Research on the science of touch reveals that it is our primary language of experiencing and spreading compassion and connection. Touch is fundamental to bonding, communicating, and to living well. My son and I have a special relationship. And I know that many parents can claim this. After Dakari was born, he was alone for his first 24+ hours of life. He came out silent and still. He was purple. I thought he was dead. I stayed with my wife because she was struggling for her life. The doctors told me she had about a 50/50 chance of surviving. She survived her first surgery and then a pediatrician asked me if I wanted to see my son. I was surprised. I left my wife in recovery and went to hold this freshly minted human being for the first time. I just held onto him. I squeezed him. Gently, of course, and just wept.
We spent the next 6 months together, just the two of us while his mom stayed in the hospital having and recovering from surgery after surgery. I fed him, cleaned his poopy butt, bathed him, swaddled him, and held him. Oh, boy, I held him. This experience defines what I mean by my son and I have a special relationship. I am just now realizing, as I write this blog, how touching him as a baby very possibly saved both of us.

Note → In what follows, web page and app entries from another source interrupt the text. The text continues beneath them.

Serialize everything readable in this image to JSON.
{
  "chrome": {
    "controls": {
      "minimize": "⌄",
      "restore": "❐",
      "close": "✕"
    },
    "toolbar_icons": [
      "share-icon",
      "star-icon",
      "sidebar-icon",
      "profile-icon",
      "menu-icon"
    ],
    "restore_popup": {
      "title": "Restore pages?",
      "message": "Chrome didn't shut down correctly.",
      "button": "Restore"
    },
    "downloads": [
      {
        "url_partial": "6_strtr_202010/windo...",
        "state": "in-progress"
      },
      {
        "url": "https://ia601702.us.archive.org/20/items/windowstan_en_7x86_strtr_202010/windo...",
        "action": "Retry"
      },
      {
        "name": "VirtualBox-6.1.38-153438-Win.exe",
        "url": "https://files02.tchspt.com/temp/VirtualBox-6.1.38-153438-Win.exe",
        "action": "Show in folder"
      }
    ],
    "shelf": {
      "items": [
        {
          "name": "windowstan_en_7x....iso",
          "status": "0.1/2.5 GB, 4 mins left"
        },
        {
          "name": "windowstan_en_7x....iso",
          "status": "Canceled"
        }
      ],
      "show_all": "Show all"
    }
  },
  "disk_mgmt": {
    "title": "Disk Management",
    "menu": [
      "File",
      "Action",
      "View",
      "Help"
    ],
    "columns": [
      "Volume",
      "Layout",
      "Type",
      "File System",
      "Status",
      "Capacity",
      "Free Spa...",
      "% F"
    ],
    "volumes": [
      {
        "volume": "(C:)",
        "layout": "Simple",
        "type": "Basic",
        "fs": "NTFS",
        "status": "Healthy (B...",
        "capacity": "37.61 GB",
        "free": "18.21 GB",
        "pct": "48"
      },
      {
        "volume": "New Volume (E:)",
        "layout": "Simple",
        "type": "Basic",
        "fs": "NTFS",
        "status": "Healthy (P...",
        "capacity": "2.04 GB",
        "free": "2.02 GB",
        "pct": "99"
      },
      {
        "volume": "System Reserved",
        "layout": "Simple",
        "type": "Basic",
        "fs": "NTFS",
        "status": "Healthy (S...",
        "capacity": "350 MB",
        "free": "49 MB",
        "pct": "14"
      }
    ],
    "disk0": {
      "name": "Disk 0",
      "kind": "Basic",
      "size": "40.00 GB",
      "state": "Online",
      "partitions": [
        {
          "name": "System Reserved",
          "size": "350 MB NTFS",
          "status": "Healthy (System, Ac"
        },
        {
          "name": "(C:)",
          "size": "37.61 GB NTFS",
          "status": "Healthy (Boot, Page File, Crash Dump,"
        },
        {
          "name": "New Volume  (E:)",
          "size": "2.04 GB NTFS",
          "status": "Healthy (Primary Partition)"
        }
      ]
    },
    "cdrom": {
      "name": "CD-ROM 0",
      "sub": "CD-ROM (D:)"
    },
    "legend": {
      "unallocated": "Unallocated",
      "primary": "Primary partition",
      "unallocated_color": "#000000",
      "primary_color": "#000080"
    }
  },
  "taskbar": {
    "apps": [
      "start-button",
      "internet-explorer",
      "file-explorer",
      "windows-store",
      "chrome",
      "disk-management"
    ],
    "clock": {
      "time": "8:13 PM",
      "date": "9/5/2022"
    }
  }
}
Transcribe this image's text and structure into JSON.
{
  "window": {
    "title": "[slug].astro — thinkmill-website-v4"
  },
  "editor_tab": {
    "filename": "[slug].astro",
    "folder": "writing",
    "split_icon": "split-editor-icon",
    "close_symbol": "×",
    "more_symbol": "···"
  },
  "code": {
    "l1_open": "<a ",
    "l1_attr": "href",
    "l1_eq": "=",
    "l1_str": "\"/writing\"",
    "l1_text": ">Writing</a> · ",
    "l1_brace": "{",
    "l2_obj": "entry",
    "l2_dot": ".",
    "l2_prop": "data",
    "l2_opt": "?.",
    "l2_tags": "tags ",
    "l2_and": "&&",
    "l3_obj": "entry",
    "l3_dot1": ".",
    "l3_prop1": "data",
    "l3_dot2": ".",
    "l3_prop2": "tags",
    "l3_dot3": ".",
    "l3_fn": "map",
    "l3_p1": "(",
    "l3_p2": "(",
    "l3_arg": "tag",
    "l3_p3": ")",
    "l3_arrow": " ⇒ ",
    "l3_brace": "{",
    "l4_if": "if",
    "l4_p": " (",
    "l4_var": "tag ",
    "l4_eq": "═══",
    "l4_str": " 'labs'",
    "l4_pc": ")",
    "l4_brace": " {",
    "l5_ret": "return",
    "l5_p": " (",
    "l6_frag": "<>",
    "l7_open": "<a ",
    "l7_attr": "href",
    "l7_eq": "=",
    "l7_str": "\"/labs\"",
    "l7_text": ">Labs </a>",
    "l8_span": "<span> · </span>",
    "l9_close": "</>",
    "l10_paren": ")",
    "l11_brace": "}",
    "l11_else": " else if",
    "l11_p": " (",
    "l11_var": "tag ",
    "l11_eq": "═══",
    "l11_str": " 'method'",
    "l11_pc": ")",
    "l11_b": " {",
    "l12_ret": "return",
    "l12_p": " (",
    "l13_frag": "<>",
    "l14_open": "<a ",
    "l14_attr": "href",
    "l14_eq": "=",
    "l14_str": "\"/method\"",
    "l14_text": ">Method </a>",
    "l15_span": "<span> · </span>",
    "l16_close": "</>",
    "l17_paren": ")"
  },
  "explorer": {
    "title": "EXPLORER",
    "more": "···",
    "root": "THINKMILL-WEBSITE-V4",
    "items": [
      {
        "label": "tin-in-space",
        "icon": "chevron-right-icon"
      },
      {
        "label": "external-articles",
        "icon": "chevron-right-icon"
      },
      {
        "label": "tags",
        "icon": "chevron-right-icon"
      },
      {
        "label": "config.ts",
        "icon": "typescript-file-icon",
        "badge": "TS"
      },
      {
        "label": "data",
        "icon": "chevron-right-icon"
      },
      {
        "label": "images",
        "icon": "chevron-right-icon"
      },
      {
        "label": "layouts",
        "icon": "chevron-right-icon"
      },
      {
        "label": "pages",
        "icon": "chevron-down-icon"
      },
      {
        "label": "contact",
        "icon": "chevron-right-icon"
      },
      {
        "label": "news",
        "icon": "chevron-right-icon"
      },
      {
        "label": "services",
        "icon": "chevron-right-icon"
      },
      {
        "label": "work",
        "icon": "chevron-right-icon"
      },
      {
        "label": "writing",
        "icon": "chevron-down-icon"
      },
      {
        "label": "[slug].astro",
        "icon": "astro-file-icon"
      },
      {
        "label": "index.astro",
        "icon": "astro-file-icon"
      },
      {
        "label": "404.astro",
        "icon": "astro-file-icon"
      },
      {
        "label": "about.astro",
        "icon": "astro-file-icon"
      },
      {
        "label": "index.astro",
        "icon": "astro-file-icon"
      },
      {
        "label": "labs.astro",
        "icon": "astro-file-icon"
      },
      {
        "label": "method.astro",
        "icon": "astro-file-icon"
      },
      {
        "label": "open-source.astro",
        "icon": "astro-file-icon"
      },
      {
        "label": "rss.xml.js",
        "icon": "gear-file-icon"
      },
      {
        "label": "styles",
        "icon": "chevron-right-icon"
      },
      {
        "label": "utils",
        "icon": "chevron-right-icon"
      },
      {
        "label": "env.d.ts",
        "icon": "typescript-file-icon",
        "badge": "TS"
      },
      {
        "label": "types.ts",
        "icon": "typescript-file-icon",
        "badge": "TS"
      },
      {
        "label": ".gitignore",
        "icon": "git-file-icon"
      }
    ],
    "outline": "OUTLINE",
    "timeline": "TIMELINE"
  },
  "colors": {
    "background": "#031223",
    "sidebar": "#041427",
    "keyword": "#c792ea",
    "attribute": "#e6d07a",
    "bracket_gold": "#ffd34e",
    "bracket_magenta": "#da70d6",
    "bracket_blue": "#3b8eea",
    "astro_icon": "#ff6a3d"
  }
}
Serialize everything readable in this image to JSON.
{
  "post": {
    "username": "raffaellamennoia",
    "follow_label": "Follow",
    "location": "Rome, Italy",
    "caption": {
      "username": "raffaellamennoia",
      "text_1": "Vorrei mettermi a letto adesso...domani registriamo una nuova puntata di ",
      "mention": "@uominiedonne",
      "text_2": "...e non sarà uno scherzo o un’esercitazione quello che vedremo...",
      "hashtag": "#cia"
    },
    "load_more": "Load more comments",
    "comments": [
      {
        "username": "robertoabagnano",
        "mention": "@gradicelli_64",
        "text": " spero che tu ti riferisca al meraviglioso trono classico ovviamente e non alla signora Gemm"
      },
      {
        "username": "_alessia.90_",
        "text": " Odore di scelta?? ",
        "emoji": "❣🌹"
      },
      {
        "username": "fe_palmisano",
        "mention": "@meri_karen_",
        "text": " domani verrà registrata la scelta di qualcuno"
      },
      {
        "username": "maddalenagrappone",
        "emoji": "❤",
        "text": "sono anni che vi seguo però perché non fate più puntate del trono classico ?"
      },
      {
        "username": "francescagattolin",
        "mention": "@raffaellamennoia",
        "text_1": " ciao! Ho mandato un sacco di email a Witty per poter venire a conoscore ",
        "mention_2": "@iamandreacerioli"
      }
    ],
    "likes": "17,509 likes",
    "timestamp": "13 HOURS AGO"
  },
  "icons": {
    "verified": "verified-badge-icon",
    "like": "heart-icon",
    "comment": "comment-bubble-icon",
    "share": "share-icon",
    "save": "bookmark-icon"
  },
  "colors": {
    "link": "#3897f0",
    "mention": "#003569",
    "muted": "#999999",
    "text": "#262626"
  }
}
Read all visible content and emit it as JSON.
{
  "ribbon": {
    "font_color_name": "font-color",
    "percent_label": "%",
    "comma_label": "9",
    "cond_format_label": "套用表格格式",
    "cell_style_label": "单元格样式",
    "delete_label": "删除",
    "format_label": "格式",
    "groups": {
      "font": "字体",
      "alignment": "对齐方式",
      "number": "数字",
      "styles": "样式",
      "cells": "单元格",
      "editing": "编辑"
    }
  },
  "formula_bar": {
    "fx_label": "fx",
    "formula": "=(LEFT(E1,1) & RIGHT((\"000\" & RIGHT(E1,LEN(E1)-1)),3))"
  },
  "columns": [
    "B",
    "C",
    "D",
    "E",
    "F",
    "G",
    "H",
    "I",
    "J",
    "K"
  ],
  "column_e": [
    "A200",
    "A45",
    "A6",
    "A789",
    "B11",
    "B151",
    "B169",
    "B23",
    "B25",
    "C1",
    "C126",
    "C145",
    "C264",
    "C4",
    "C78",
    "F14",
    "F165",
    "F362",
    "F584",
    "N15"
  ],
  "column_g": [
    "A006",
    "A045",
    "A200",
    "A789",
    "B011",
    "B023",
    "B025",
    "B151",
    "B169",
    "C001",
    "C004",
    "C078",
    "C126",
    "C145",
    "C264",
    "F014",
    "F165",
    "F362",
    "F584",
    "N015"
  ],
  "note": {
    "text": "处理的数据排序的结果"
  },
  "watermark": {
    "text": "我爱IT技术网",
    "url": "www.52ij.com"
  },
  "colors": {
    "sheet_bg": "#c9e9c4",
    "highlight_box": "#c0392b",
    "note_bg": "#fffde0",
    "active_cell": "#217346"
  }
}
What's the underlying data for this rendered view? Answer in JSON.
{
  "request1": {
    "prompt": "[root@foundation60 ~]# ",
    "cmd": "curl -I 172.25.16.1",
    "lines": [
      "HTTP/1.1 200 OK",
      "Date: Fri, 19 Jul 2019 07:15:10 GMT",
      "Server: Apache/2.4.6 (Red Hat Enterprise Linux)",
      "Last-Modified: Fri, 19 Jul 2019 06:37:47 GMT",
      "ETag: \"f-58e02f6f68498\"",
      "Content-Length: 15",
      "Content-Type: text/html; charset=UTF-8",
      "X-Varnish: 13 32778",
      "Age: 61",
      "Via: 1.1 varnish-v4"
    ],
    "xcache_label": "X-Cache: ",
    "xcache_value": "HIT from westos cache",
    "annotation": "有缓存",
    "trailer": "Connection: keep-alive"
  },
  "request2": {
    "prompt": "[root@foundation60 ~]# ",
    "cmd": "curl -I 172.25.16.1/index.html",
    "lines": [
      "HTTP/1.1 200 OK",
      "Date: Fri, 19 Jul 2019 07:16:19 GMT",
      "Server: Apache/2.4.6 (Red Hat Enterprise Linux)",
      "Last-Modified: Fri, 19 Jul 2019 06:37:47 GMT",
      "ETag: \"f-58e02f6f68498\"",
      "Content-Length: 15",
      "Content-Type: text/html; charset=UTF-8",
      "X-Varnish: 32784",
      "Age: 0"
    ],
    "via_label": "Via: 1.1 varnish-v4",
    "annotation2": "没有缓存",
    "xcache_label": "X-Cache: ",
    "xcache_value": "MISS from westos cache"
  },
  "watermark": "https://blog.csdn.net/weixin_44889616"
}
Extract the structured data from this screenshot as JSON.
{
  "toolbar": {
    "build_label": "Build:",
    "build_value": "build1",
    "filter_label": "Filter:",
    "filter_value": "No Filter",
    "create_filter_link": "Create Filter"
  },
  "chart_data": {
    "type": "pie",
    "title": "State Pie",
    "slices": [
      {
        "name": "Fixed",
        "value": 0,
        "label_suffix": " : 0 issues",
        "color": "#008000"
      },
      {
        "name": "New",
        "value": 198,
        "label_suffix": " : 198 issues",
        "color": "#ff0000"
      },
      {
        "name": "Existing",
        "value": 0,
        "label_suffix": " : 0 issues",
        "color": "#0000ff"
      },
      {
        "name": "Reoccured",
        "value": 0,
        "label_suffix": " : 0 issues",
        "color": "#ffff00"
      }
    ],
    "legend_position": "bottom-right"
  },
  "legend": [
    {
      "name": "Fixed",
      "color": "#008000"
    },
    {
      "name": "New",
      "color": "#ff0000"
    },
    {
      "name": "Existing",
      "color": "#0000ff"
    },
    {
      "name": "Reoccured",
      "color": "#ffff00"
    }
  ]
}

During that period, I often felt like I was having an out-of-body experience. I was getting things done in a zombie-like state — talking with surgeons and pediatricians, attending to Annesa, buying medication for both of them, and updating friends and family. I was functioning, but with little awareness of what was happening. At the end of the day, I would sit with Dakari in the nursery and feed him formula from a medicine cup. Sip by sip. Spill after spill. It was in those moments, though, that I felt human again.
To touch is to give life. Let us remember that as we move through this new world where physical touch can endanger us and at the same time carry a premium for some of us. This life-giving act comes in various forms. And even if there is limitation on the form of our touch, we are still responsible for the impact. So, please, reach out and touch someone responsibly. Squeeze them in your arms or in your mind if they are far away or if it is dangerous to touch them. Hold them. Love them. Keep life flowing.
Originally published at https://www.cultivatingleadership.co.nz.